Close Shave: Robert Duvall (left) plays a misanthropic recluse who decides to throw himself a funeral party.

Sam Emerson/Sony Pictures Classics

That said, the calculated minimalism of Duvall and Murray -- the way this odd couple dances straight-faced along the line between drama and black comedy -- restores to Get Low its bracing tone of fierce obstinacy. Bursting into speech at last at his own graveside, Felix reveals to the assembled crowd why he chose to live for nearly half a century in a world of stopped clocks. It's less the secret itself -- a standard-issue forbidden romance, albeit one tinged with menace -- that lends these final moments their power to move us, and more the sight of a man achieving what few of us get to do at the tail end of our lives.
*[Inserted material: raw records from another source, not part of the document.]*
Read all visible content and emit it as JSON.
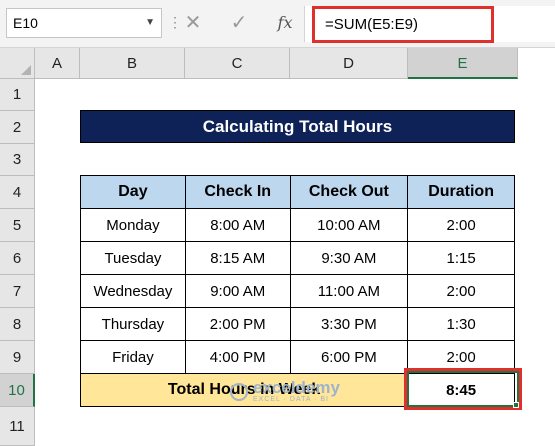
{
  "formula_bar": {
    "name_box": "E10",
    "cancel_glyph": "✕",
    "enter_glyph": "✓",
    "fx_label": "fx",
    "formula": "=SUM(E5:E9)"
  },
  "columns": [
    "A",
    "B",
    "C",
    "D",
    "E"
  ],
  "rows": [
    "1",
    "2",
    "3",
    "4",
    "5",
    "6",
    "7",
    "8",
    "9",
    "10",
    "11"
  ],
  "selected_cell": "E10",
  "sheet": {
    "title": "Calculating Total Hours",
    "headers": [
      "Day",
      "Check In",
      "Check Out",
      "Duration"
    ],
    "records": [
      [
        "Monday",
        "8:00 AM",
        "10:00 AM",
        "2:00"
      ],
      [
        "Tuesday",
        "8:15 AM",
        "9:30 AM",
        "1:15"
      ],
      [
        "Wednesday",
        "9:00 AM",
        "11:00 AM",
        "2:00"
      ],
      [
        "Thursday",
        "2:00 PM",
        "3:30 PM",
        "1:30"
      ],
      [
        "Friday",
        "4:00 PM",
        "6:00 PM",
        "2:00"
      ]
    ],
    "total_label": "Total Hours in Week",
    "total_value": "8:45"
  },
  "watermark": {
    "brand": "exceldemy",
    "tagline": "EXCEL · DATA · BI"
  },
  "colors": {
    "title_bg": "#0e2258",
    "header_bg": "#bdd7ee",
    "total_bg": "#ffe699",
    "highlight": "#e0302c",
    "selection": "#217346"
  }
}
It's said that funerals are for the living, but Felix, with the aid of an undertaker who thought he lived for no one but himself, steals back his own memorial, clears his own ledger of debit and credit -- and chooses how, when and where he will get low.